_About this exercise_
Copy out every line of the listing in which "Naval" appears.

_Exercise material_

________________

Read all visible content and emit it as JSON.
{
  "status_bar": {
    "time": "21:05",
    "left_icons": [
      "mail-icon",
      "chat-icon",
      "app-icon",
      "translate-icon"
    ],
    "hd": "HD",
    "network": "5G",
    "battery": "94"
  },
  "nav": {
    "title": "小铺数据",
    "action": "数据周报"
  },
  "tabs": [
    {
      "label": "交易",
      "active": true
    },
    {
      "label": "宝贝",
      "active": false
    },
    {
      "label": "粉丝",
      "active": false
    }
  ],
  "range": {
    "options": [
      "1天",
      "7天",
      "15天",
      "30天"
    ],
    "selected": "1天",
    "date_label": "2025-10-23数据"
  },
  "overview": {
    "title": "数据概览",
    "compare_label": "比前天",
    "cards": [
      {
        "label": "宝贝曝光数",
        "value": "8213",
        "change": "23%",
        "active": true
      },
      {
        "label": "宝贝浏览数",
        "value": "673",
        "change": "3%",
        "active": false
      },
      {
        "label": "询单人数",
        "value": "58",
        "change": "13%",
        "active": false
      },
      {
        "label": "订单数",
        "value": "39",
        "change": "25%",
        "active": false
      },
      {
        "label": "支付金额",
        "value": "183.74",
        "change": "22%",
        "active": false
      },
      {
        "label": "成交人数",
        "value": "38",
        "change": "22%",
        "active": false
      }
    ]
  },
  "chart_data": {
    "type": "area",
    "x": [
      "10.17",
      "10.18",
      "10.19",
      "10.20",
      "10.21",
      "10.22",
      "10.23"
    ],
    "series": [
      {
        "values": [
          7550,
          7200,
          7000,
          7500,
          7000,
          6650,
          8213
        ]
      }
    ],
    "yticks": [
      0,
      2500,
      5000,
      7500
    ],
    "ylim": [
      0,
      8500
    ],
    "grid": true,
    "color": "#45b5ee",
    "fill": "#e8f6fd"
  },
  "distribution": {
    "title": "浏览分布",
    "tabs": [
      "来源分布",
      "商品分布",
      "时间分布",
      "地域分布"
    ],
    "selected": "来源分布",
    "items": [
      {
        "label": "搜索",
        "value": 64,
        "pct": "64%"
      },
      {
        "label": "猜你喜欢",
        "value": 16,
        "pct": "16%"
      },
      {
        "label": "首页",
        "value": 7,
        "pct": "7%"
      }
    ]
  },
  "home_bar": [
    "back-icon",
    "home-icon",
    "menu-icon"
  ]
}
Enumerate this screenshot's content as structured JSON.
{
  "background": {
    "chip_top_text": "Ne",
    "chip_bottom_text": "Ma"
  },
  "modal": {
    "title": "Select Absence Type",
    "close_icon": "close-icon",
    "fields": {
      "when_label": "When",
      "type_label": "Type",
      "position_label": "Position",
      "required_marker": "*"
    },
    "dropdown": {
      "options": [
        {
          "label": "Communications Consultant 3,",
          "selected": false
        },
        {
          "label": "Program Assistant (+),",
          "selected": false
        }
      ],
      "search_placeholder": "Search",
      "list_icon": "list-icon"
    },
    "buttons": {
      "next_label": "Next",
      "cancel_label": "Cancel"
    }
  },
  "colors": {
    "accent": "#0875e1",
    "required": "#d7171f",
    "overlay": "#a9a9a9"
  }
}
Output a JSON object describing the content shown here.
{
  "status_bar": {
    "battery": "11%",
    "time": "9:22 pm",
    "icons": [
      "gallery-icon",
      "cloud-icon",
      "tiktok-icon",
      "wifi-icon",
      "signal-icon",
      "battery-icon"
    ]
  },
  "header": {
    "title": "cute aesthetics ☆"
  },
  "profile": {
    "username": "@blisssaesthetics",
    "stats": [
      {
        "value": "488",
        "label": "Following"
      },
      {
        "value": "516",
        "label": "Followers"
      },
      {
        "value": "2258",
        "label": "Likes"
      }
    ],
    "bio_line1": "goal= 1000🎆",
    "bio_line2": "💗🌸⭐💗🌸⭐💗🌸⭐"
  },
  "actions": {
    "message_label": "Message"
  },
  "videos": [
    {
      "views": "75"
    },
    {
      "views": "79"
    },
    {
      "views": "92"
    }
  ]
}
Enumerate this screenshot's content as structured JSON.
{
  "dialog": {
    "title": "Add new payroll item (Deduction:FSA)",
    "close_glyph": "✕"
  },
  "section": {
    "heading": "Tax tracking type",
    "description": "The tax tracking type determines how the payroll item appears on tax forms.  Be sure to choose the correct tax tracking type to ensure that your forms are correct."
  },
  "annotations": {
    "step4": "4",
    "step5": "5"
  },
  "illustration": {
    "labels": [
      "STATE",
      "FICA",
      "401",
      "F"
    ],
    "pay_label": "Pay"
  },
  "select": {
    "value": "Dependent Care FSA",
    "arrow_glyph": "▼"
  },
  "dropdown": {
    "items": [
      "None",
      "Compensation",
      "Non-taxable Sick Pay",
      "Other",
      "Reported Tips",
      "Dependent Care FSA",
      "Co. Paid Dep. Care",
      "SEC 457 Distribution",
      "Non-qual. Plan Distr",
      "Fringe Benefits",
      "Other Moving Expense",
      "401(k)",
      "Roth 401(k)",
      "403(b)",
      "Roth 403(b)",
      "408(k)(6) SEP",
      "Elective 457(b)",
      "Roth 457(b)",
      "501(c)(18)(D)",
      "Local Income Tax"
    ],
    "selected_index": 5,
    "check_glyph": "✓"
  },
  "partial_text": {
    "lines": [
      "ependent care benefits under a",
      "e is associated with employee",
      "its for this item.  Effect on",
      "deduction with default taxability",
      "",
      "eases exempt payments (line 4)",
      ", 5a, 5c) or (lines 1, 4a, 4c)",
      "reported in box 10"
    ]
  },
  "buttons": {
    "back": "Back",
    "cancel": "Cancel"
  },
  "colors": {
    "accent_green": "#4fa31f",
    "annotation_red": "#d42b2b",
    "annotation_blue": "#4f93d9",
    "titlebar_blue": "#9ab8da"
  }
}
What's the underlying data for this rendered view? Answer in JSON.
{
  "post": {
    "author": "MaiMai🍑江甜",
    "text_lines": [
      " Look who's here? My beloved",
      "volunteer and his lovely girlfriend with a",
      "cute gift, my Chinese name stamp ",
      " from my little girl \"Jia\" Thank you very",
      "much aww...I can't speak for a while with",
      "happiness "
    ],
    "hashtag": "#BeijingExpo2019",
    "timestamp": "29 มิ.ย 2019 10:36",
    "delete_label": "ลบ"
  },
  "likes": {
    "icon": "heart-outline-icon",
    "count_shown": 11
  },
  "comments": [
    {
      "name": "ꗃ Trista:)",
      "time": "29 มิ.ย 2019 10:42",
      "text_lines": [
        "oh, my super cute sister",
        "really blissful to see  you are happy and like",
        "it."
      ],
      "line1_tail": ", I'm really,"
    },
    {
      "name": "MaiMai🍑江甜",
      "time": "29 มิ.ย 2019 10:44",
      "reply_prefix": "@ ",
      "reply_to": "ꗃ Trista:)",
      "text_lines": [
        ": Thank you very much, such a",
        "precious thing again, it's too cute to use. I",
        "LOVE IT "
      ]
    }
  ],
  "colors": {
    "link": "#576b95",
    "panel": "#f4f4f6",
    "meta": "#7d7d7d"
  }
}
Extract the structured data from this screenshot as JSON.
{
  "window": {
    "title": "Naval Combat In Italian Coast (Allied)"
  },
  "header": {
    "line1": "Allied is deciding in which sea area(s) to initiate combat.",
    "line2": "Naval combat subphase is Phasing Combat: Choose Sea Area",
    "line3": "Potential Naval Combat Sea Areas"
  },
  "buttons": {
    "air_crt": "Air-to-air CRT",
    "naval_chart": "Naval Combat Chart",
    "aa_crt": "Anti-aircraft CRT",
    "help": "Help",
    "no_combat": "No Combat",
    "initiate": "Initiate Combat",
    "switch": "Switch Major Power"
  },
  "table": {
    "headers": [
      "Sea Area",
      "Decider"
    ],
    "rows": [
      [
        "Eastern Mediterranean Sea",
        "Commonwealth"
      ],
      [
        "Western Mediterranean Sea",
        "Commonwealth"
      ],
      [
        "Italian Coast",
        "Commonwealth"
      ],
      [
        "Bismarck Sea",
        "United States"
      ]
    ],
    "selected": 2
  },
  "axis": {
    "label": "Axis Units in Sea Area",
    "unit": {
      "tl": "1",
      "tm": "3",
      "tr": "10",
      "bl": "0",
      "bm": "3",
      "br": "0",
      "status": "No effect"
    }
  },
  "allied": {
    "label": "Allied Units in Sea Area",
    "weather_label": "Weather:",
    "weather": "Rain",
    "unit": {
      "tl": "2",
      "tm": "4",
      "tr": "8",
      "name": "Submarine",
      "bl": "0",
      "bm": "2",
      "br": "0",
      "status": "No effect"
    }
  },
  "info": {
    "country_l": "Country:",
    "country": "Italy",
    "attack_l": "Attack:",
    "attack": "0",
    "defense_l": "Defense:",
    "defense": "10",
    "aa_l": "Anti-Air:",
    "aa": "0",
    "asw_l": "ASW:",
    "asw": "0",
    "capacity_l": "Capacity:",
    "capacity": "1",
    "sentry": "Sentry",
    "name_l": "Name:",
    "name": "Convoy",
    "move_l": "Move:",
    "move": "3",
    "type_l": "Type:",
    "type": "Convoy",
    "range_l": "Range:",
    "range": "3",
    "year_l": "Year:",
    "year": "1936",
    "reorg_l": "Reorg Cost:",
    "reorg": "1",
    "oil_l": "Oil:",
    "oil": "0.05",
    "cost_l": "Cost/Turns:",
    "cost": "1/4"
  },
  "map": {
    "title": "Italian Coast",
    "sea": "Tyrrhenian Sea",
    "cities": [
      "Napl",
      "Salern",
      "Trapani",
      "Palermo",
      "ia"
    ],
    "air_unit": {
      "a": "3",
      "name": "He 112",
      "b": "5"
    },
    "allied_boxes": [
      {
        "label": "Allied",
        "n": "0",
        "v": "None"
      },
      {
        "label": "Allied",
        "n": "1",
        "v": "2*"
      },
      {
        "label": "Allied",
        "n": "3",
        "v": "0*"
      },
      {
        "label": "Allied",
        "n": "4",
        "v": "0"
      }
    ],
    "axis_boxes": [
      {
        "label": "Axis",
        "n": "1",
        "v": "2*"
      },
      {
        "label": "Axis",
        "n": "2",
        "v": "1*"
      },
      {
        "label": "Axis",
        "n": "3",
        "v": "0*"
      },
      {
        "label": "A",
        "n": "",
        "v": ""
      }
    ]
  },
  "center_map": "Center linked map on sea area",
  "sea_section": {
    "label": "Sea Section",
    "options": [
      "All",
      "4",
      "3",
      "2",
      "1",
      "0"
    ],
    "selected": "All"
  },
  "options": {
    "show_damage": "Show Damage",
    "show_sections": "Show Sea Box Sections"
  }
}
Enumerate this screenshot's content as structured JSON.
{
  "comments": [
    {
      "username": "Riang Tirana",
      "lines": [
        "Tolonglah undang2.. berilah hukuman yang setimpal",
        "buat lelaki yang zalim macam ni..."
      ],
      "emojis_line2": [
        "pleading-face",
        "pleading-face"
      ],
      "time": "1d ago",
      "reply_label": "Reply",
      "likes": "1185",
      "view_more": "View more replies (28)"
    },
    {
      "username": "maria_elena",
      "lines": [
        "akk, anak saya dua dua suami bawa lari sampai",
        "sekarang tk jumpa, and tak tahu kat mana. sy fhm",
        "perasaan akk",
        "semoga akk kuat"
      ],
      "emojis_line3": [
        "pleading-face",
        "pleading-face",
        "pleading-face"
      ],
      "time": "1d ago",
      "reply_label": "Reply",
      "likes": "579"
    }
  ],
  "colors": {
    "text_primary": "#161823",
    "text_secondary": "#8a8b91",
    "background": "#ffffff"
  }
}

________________

_Response area_
    "title": "Naval Combat In Italian Coast (Allied)"
    "line2": "Naval combat subphase is Phasing Combat: Choose Sea Area",
    "line3": "Potential Naval Combat Sea Areas"
    "naval_chart": "Naval Combat Chart",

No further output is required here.